William Charles Georgian Caricature Indiaman in Danger


Sitting in the clouds, a providential Earl of Buckinghamshire, the government official who oversaw the British East India Company from 1812-1816, directs four different winds at the floundering vessel. These gusts (from North, East, South and West) perhaps symbolise the “Out-ports” whose resentment at the London monopoly on Indian trade, was compounded by their loss of historic markets during the Napoleonic Wars.

Safely moored at harbour are four ships (Bristol, Plymouth, Leith and Glasgow), all with their separate complaints, but in agreement that the ungainly vessel (East India Company) should be left to its doom. In a sense, this detachment and devastation signify two significant aspects of modern economics: the destructive capacity of The Market and the belief that it should be free from Government interference.

Published on “March 1st 1813” by 'the Proprietors of Town Talk.", the cartoon
anticipates the rising appeal of Free Trade in the English-speaking World during the 19th century. The perceived merits of such a policy would be later accepted in government, with the Repeal of the Corn Laws in 1846.

The condition of the print is good, with a few small age-related tears and discolouration.

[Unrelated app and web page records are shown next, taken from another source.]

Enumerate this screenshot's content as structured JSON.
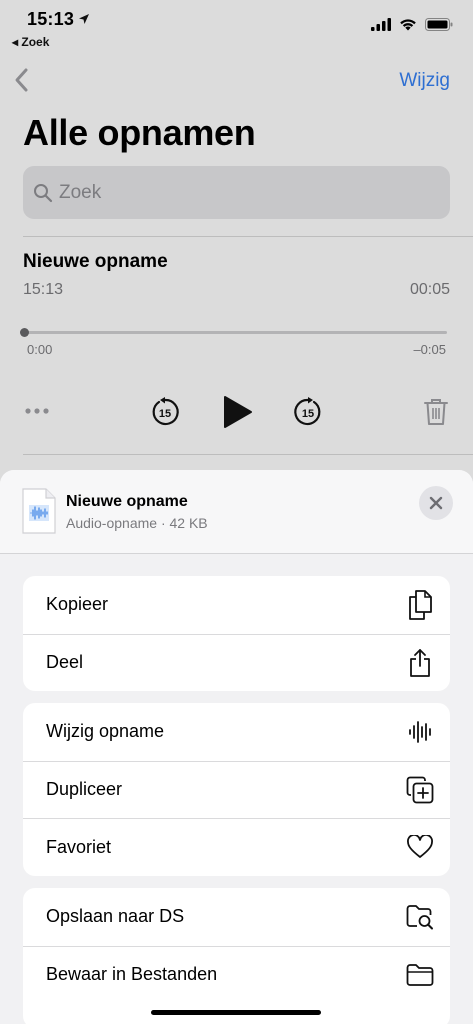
{
  "status_bar": {
    "time": "15:13",
    "back_app": "◂ Zoek"
  },
  "nav": {
    "edit_label": "Wijzig"
  },
  "page": {
    "title": "Alle opnamen"
  },
  "search": {
    "placeholder": "Zoek"
  },
  "recording": {
    "title": "Nieuwe opname",
    "time": "15:13",
    "duration": "00:05",
    "elapsed": "0:00",
    "remaining": "–0:05",
    "progress": 0
  },
  "sheet": {
    "file_name": "Nieuwe opname",
    "file_meta": "Audio-opname · 42 KB",
    "groups": [
      {
        "items": [
          {
            "label": "Kopieer",
            "icon": "copy-icon"
          },
          {
            "label": "Deel",
            "icon": "share-icon"
          }
        ]
      },
      {
        "items": [
          {
            "label": "Wijzig opname",
            "icon": "waveform-icon"
          },
          {
            "label": "Dupliceer",
            "icon": "duplicate-icon"
          },
          {
            "label": "Favoriet",
            "icon": "heart-icon"
          }
        ]
      },
      {
        "items": [
          {
            "label": "Opslaan naar DS",
            "icon": "folder-search-icon"
          },
          {
            "label": "Bewaar in Bestanden",
            "icon": "folder-icon"
          }
        ]
      }
    ]
  },
  "colors": {
    "accent": "#2e6fd2",
    "dim_background": "#dcdcdc",
    "sheet": "#f1f1f3"
  }
}
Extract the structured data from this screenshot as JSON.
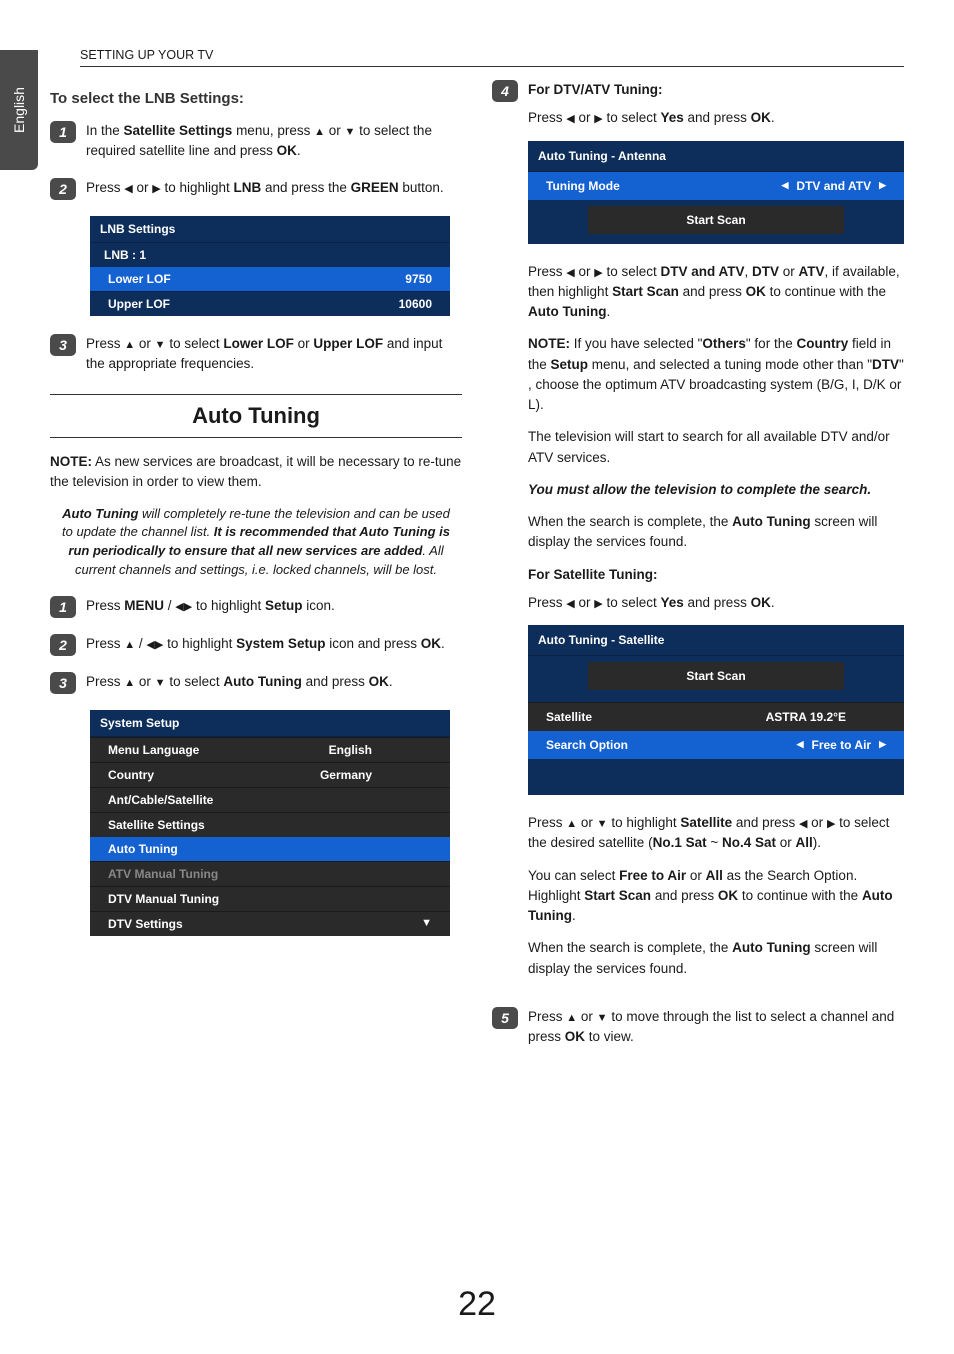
{
  "header": {
    "section_title": "SETTING UP YOUR TV",
    "lang_tab": "English"
  },
  "lnb_section": {
    "heading": "To select the LNB Settings:",
    "step1_pre": "In the ",
    "step1_b1": "Satellite Settings",
    "step1_mid": " menu, press ",
    "step1_post": " to select the required satellite line and press ",
    "step1_ok": "OK",
    "step1_end": ".",
    "step2_pre": "Press ",
    "step2_mid": " to highlight ",
    "step2_lnb": "LNB",
    "step2_mid2": " and press the ",
    "step2_green": "GREEN",
    "step2_end": " button.",
    "panel": {
      "title": "LNB Settings",
      "sub": "LNB : 1",
      "row1_label": "Lower LOF",
      "row1_val": "9750",
      "row2_label": "Upper LOF",
      "row2_val": "10600"
    },
    "step3_pre": "Press ",
    "step3_mid": " to select ",
    "step3_b1": "Lower LOF",
    "step3_or": " or ",
    "step3_b2": "Upper LOF",
    "step3_end": " and input the appropriate frequencies."
  },
  "auto_tuning": {
    "title": "Auto Tuning",
    "note_label": "NOTE:",
    "note_text": " As new services are broadcast, it will be necessary to re-tune the television in order to view them.",
    "center_b1": "Auto Tuning",
    "center_t1": " will completely re-tune the television and can be used to update the channel list. ",
    "center_b2": "It is recommended that Auto Tuning is run periodically to ensure that all new services are added",
    "center_t2": ". All current channels and settings, i.e. locked channels, will be lost.",
    "s1_pre": "Press ",
    "s1_menu": "MENU",
    "s1_mid": " / ",
    "s1_post": " to highlight ",
    "s1_setup": "Setup",
    "s1_end": " icon.",
    "s2_pre": "Press ",
    "s2_mid": " / ",
    "s2_post": " to highlight ",
    "s2_sys": "System Setup",
    "s2_end": " icon and press ",
    "s2_ok": "OK",
    "s2_dot": ".",
    "s3_pre": "Press ",
    "s3_mid": " to select ",
    "s3_at": "Auto Tuning",
    "s3_end": " and press ",
    "s3_ok": "OK",
    "s3_dot": ".",
    "syspanel": {
      "title": "System Setup",
      "r1l": "Menu Language",
      "r1v": "English",
      "r2l": "Country",
      "r2v": "Germany",
      "r3l": "Ant/Cable/Satellite",
      "r4l": "Satellite Settings",
      "r5l": "Auto Tuning",
      "r6l": "ATV Manual Tuning",
      "r7l": "DTV Manual Tuning",
      "r8l": "DTV Settings"
    }
  },
  "right": {
    "dtv_heading": "For DTV/ATV Tuning:",
    "dtv_line_pre": "Press ",
    "dtv_line_mid": " to select ",
    "dtv_yes": "Yes",
    "dtv_line_mid2": " and press ",
    "dtv_ok": "OK",
    "dtv_dot": ".",
    "ant_panel": {
      "title": "Auto Tuning - Antenna",
      "tm_label": "Tuning Mode",
      "tm_val": "DTV and ATV",
      "scan": "Start Scan"
    },
    "p2_pre": "Press ",
    "p2_mid": " to select ",
    "p2_b1": "DTV and ATV",
    "p2_c1": ", ",
    "p2_b2": "DTV",
    "p2_or": " or ",
    "p2_b3": "ATV",
    "p2_mid2": ", if available, then highlight ",
    "p2_ss": "Start Scan",
    "p2_mid3": " and press ",
    "p2_ok": "OK",
    "p2_mid4": " to continue with the ",
    "p2_at": "Auto Tuning",
    "p2_dot": ".",
    "note_label": "NOTE:",
    "note_t1": " If you have selected \"",
    "note_b1": "Others",
    "note_t2": "\" for the ",
    "note_b2": "Country",
    "note_t3": " field in the ",
    "note_b3": "Setup",
    "note_t4": " menu, and selected a tuning mode other than \"",
    "note_b4": "DTV",
    "note_t5": "\" , choose the optimum ATV broadcasting system (B/G, I, D/K or L).",
    "p3": "The television will start to search for all available DTV and/or ATV services.",
    "p4": "You must allow the television to complete the search.",
    "p5_pre": "When the search is complete, the ",
    "p5_b": "Auto Tuning",
    "p5_post": " screen will display the services found.",
    "sat_heading": "For Satellite Tuning:",
    "sat_line_pre": "Press ",
    "sat_line_mid": " to select ",
    "sat_yes": "Yes",
    "sat_line_mid2": " and press ",
    "sat_ok": "OK",
    "sat_dot": ".",
    "sat_panel": {
      "title": "Auto Tuning - Satellite",
      "scan": "Start Scan",
      "r1l": "Satellite",
      "r1v": "ASTRA 19.2°E",
      "r2l": "Search Option",
      "r2v": "Free to Air"
    },
    "sp1_pre": "Press ",
    "sp1_mid": " to highlight ",
    "sp1_b1": "Satellite",
    "sp1_mid2": " and press ",
    "sp1_mid3": " to select the desired satellite (",
    "sp1_b2": "No.1 Sat",
    "sp1_tilde": " ~ ",
    "sp1_b3": "No.4 Sat",
    "sp1_or": " or ",
    "sp1_b4": "All",
    "sp1_end": ").",
    "sp2_pre": "You can select ",
    "sp2_b1": "Free to Air",
    "sp2_or": " or ",
    "sp2_b2": "All",
    "sp2_mid": " as the Search Option. Highlight ",
    "sp2_b3": "Start Scan",
    "sp2_mid2": " and press ",
    "sp2_ok": "OK",
    "sp2_mid3": " to continue with the ",
    "sp2_at": "Auto Tuning",
    "sp2_dot": ".",
    "sp3_pre": "When the search is complete, the ",
    "sp3_b": "Auto Tuning",
    "sp3_post": " screen will display the services found.",
    "s5_pre": "Press ",
    "s5_mid": " to move through the list to select a channel and press ",
    "s5_ok": "OK",
    "s5_end": " to view."
  },
  "glyphs": {
    "up": "▲",
    "down": "▼",
    "left": "◀",
    "right": "▶",
    "or": " or ",
    "updown": "▲ or ▼",
    "leftright": "◀ or ▶",
    "lr_tight": "◀▶"
  },
  "page_number": "22"
}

Size of Engraving: 457 x 350mm (18 x 13¾”)
Size of Frame: 53 x 38 x 2cm (20¾ x 15 x ¾”)
Weight: 1.5kg